Exercise description: The entries that follow should be reproduced exactly, with no images carried over.

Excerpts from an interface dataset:
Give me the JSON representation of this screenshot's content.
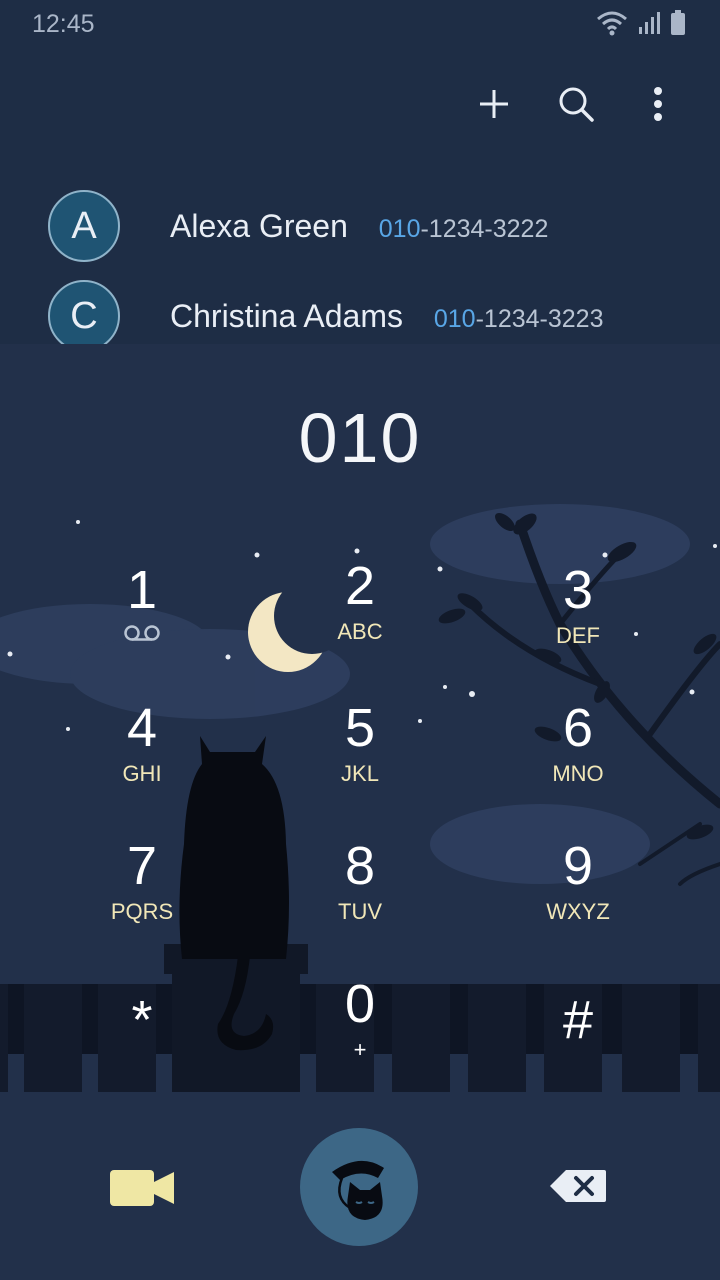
{
  "status": {
    "time": "12:45"
  },
  "toolbar": {
    "add_icon": "plus-icon",
    "search_icon": "search-icon",
    "more_icon": "more-vertical-icon"
  },
  "contacts": [
    {
      "initial": "A",
      "name": "Alexa Green",
      "number_match": "010",
      "number_rest": "-1234-3222"
    },
    {
      "initial": "C",
      "name": "Christina Adams",
      "number_match": "010",
      "number_rest": "-1234-3223"
    }
  ],
  "dialer": {
    "input": "010"
  },
  "keys": [
    {
      "digit": "1",
      "letters": "",
      "icon": "voicemail-icon"
    },
    {
      "digit": "2",
      "letters": "ABC"
    },
    {
      "digit": "3",
      "letters": "DEF"
    },
    {
      "digit": "4",
      "letters": "GHI"
    },
    {
      "digit": "5",
      "letters": "JKL"
    },
    {
      "digit": "6",
      "letters": "MNO"
    },
    {
      "digit": "7",
      "letters": "PQRS"
    },
    {
      "digit": "8",
      "letters": "TUV"
    },
    {
      "digit": "9",
      "letters": "WXYZ"
    },
    {
      "digit": "*",
      "letters": ""
    },
    {
      "digit": "0",
      "letters": "+"
    },
    {
      "digit": "#",
      "letters": ""
    }
  ],
  "actions": {
    "video_icon": "video-call-icon",
    "call_icon": "cat-phone-call-icon",
    "backspace_icon": "backspace-icon"
  },
  "colors": {
    "background": "#1e2d45",
    "accent_match": "#59a6e6",
    "letters": "#f1e7b8",
    "call_button": "#3d6786",
    "moon": "#f3e7c4"
  }
}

Task answer:
Give me the JSON representation of this screenshot's content.
{
  "status": {
    "time": "12:45"
  },
  "toolbar": {
    "add_icon": "plus-icon",
    "search_icon": "search-icon",
    "more_icon": "more-vertical-icon"
  },
  "contacts": [
    {
      "initial": "A",
      "name": "Alexa Green",
      "number_match": "010",
      "number_rest": "-1234-3222"
    },
    {
      "initial": "C",
      "name": "Christina Adams",
      "number_match": "010",
      "number_rest": "-1234-3223"
    }
  ],
  "dialer": {
    "input": "010"
  },
  "keys": [
    {
      "digit": "1",
      "letters": "",
      "icon": "voicemail-icon"
    },
    {
      "digit": "2",
      "letters": "ABC"
    },
    {
      "digit": "3",
      "letters": "DEF"
    },
    {
      "digit": "4",
      "letters": "GHI"
    },
    {
      "digit": "5",
      "letters": "JKL"
    },
    {
      "digit": "6",
      "letters": "MNO"
    },
    {
      "digit": "7",
      "letters": "PQRS"
    },
    {
      "digit": "8",
      "letters": "TUV"
    },
    {
      "digit": "9",
      "letters": "WXYZ"
    },
    {
      "digit": "*",
      "letters": ""
    },
    {
      "digit": "0",
      "letters": "+"
    },
    {
      "digit": "#",
      "letters": ""
    }
  ],
  "actions": {
    "video_icon": "video-call-icon",
    "call_icon": "cat-phone-call-icon",
    "backspace_icon": "backspace-icon"
  },
  "colors": {
    "background": "#1e2d45",
    "accent_match": "#59a6e6",
    "letters": "#f1e7b8",
    "call_button": "#3d6786",
    "moon": "#f3e7c4"
  }
}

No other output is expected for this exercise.